» **Stored data**
○ ○ ○ ○ ○ ○ ○

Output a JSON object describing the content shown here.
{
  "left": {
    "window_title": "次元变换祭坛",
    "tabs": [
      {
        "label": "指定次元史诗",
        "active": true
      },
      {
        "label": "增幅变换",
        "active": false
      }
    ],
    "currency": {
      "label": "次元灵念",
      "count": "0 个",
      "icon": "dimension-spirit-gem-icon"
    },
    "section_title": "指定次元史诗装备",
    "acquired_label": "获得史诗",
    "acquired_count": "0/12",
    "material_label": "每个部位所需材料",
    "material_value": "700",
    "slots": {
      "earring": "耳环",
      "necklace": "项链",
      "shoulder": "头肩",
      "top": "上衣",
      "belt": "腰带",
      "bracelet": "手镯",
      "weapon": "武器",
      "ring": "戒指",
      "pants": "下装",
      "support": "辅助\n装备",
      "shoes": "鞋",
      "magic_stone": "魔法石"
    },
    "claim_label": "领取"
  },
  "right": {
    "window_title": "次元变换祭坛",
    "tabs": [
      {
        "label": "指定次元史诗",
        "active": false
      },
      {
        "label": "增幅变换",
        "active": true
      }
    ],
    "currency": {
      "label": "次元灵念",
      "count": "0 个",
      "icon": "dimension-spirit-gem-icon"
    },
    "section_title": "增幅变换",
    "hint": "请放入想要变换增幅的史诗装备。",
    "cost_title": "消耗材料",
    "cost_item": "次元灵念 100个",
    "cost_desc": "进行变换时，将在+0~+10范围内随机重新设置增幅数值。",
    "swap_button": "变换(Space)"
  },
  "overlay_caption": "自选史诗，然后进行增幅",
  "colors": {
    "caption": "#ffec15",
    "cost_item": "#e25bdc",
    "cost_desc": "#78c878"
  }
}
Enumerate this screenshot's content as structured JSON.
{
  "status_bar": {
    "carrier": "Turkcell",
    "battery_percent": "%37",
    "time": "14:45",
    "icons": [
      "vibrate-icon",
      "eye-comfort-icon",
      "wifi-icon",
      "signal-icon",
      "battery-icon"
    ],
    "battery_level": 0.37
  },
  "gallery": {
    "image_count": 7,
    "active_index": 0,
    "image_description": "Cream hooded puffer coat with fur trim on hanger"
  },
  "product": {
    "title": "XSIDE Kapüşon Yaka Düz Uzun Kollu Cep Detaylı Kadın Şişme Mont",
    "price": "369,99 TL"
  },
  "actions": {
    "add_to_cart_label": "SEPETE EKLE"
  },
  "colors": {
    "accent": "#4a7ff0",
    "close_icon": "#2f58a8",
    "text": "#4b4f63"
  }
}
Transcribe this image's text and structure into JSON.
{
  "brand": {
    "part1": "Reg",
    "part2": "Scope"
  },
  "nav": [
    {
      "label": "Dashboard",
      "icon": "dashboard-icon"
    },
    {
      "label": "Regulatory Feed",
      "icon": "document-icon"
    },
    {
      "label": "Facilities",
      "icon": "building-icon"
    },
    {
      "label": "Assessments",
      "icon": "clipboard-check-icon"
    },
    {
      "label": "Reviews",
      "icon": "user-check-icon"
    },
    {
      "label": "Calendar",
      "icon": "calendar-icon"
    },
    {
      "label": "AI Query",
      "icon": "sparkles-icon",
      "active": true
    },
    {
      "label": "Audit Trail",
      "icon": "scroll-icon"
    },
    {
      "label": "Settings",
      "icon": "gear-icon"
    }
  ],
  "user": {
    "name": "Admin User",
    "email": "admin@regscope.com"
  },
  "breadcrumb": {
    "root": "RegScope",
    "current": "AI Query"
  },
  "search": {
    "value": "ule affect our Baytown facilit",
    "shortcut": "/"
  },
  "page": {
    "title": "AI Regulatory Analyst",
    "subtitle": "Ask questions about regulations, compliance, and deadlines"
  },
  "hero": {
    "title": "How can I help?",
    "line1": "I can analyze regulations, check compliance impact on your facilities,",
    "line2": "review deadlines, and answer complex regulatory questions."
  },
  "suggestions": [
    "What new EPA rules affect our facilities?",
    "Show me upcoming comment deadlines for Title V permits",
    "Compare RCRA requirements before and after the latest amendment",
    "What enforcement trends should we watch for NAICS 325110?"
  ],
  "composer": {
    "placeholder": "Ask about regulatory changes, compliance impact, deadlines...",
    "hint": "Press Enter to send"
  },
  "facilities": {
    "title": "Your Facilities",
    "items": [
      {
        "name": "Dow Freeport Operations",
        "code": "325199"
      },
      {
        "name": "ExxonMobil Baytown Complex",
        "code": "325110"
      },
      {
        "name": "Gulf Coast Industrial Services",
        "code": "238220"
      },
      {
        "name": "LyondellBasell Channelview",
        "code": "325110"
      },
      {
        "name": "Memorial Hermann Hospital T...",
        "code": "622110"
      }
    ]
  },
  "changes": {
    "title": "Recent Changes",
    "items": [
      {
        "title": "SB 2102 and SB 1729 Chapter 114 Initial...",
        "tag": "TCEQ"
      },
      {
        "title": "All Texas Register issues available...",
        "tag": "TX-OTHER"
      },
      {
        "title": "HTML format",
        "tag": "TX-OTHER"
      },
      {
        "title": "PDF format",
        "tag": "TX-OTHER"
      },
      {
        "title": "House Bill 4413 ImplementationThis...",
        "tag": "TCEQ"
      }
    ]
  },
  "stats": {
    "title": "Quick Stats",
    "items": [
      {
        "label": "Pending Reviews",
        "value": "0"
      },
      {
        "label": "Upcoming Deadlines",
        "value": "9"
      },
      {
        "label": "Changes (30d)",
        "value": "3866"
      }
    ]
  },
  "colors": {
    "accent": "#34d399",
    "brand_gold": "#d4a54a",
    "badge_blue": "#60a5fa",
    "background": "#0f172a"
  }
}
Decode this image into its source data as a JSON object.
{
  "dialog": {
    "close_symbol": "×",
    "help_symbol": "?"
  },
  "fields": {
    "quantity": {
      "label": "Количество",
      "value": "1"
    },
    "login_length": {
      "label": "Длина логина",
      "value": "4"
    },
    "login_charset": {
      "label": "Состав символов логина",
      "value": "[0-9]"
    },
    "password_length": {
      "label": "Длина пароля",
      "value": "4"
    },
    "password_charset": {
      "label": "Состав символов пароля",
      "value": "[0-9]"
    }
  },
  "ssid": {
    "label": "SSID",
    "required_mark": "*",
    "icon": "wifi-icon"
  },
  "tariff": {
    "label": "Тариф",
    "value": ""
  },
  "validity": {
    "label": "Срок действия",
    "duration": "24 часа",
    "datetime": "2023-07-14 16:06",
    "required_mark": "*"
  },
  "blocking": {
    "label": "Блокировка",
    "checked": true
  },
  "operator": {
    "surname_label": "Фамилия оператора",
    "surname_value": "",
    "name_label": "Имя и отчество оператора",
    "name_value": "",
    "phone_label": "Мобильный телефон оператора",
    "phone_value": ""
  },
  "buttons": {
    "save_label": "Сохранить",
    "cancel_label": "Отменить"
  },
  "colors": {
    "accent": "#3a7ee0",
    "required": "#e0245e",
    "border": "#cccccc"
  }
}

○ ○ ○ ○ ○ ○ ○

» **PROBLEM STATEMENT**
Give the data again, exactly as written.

» **FINISHED TASK**
Output a JSON object describing the content shown here.
{
  "left": {
    "window_title": "次元变换祭坛",
    "tabs": [
      {
        "label": "指定次元史诗",
        "active": true
      },
      {
        "label": "增幅变换",
        "active": false
      }
    ],
    "currency": {
      "label": "次元灵念",
      "count": "0 个",
      "icon": "dimension-spirit-gem-icon"
    },
    "section_title": "指定次元史诗装备",
    "acquired_label": "获得史诗",
    "acquired_count": "0/12",
    "material_label": "每个部位所需材料",
    "material_value": "700",
    "slots": {
      "earring": "耳环",
      "necklace": "项链",
      "shoulder": "头肩",
      "top": "上衣",
      "belt": "腰带",
      "bracelet": "手镯",
      "weapon": "武器",
      "ring": "戒指",
      "pants": "下装",
      "support": "辅助\n装备",
      "shoes": "鞋",
      "magic_stone": "魔法石"
    },
    "claim_label": "领取"
  },
  "right": {
    "window_title": "次元变换祭坛",
    "tabs": [
      {
        "label": "指定次元史诗",
        "active": false
      },
      {
        "label": "增幅变换",
        "active": true
      }
    ],
    "currency": {
      "label": "次元灵念",
      "count": "0 个",
      "icon": "dimension-spirit-gem-icon"
    },
    "section_title": "增幅变换",
    "hint": "请放入想要变换增幅的史诗装备。",
    "cost_title": "消耗材料",
    "cost_item": "次元灵念 100个",
    "cost_desc": "进行变换时，将在+0~+10范围内随机重新设置增幅数值。",
    "swap_button": "变换(Space)"
  },
  "overlay_caption": "自选史诗，然后进行增幅",
  "colors": {
    "caption": "#ffec15",
    "cost_item": "#e25bdc",
    "cost_desc": "#78c878"
  }
}
Enumerate this screenshot's content as structured JSON.
{
  "status_bar": {
    "carrier": "Turkcell",
    "battery_percent": "%37",
    "time": "14:45",
    "icons": [
      "vibrate-icon",
      "eye-comfort-icon",
      "wifi-icon",
      "signal-icon",
      "battery-icon"
    ],
    "battery_level": 0.37
  },
  "gallery": {
    "image_count": 7,
    "active_index": 0,
    "image_description": "Cream hooded puffer coat with fur trim on hanger"
  },
  "product": {
    "title": "XSIDE Kapüşon Yaka Düz Uzun Kollu Cep Detaylı Kadın Şişme Mont",
    "price": "369,99 TL"
  },
  "actions": {
    "add_to_cart_label": "SEPETE EKLE"
  },
  "colors": {
    "accent": "#4a7ff0",
    "close_icon": "#2f58a8",
    "text": "#4b4f63"
  }
}
Transcribe this image's text and structure into JSON.
{
  "brand": {
    "part1": "Reg",
    "part2": "Scope"
  },
  "nav": [
    {
      "label": "Dashboard",
      "icon": "dashboard-icon"
    },
    {
      "label": "Regulatory Feed",
      "icon": "document-icon"
    },
    {
      "label": "Facilities",
      "icon": "building-icon"
    },
    {
      "label": "Assessments",
      "icon": "clipboard-check-icon"
    },
    {
      "label": "Reviews",
      "icon": "user-check-icon"
    },
    {
      "label": "Calendar",
      "icon": "calendar-icon"
    },
    {
      "label": "AI Query",
      "icon": "sparkles-icon",
      "active": true
    },
    {
      "label": "Audit Trail",
      "icon": "scroll-icon"
    },
    {
      "label": "Settings",
      "icon": "gear-icon"
    }
  ],
  "user": {
    "name": "Admin User",
    "email": "admin@regscope.com"
  },
  "breadcrumb": {
    "root": "RegScope",
    "current": "AI Query"
  },
  "search": {
    "value": "ule affect our Baytown facilit",
    "shortcut": "/"
  },
  "page": {
    "title": "AI Regulatory Analyst",
    "subtitle": "Ask questions about regulations, compliance, and deadlines"
  },
  "hero": {
    "title": "How can I help?",
    "line1": "I can analyze regulations, check compliance impact on your facilities,",
    "line2": "review deadlines, and answer complex regulatory questions."
  },
  "suggestions": [
    "What new EPA rules affect our facilities?",
    "Show me upcoming comment deadlines for Title V permits",
    "Compare RCRA requirements before and after the latest amendment",
    "What enforcement trends should we watch for NAICS 325110?"
  ],
  "composer": {
    "placeholder": "Ask about regulatory changes, compliance impact, deadlines...",
    "hint": "Press Enter to send"
  },
  "facilities": {
    "title": "Your Facilities",
    "items": [
      {
        "name": "Dow Freeport Operations",
        "code": "325199"
      },
      {
        "name": "ExxonMobil Baytown Complex",
        "code": "325110"
      },
      {
        "name": "Gulf Coast Industrial Services",
        "code": "238220"
      },
      {
        "name": "LyondellBasell Channelview",
        "code": "325110"
      },
      {
        "name": "Memorial Hermann Hospital T...",
        "code": "622110"
      }
    ]
  },
  "changes": {
    "title": "Recent Changes",
    "items": [
      {
        "title": "SB 2102 and SB 1729 Chapter 114 Initial...",
        "tag": "TCEQ"
      },
      {
        "title": "All Texas Register issues available...",
        "tag": "TX-OTHER"
      },
      {
        "title": "HTML format",
        "tag": "TX-OTHER"
      },
      {
        "title": "PDF format",
        "tag": "TX-OTHER"
      },
      {
        "title": "House Bill 4413 ImplementationThis...",
        "tag": "TCEQ"
      }
    ]
  },
  "stats": {
    "title": "Quick Stats",
    "items": [
      {
        "label": "Pending Reviews",
        "value": "0"
      },
      {
        "label": "Upcoming Deadlines",
        "value": "9"
      },
      {
        "label": "Changes (30d)",
        "value": "3866"
      }
    ]
  },
  "colors": {
    "accent": "#34d399",
    "brand_gold": "#d4a54a",
    "badge_blue": "#60a5fa",
    "background": "#0f172a"
  }
}
Decode this image into its source data as a JSON object.
{
  "dialog": {
    "close_symbol": "×",
    "help_symbol": "?"
  },
  "fields": {
    "quantity": {
      "label": "Количество",
      "value": "1"
    },
    "login_length": {
      "label": "Длина логина",
      "value": "4"
    },
    "login_charset": {
      "label": "Состав символов логина",
      "value": "[0-9]"
    },
    "password_length": {
      "label": "Длина пароля",
      "value": "4"
    },
    "password_charset": {
      "label": "Состав символов пароля",
      "value": "[0-9]"
    }
  },
  "ssid": {
    "label": "SSID",
    "required_mark": "*",
    "icon": "wifi-icon"
  },
  "tariff": {
    "label": "Тариф",
    "value": ""
  },
  "validity": {
    "label": "Срок действия",
    "duration": "24 часа",
    "datetime": "2023-07-14 16:06",
    "required_mark": "*"
  },
  "blocking": {
    "label": "Блокировка",
    "checked": true
  },
  "operator": {
    "surname_label": "Фамилия оператора",
    "surname_value": "",
    "name_label": "Имя и отчество оператора",
    "name_value": "",
    "phone_label": "Мобильный телефон оператора",
    "phone_value": ""
  },
  "buttons": {
    "save_label": "Сохранить",
    "cancel_label": "Отменить"
  },
  "colors": {
    "accent": "#3a7ee0",
    "required": "#e0245e",
    "border": "#cccccc"
  }
}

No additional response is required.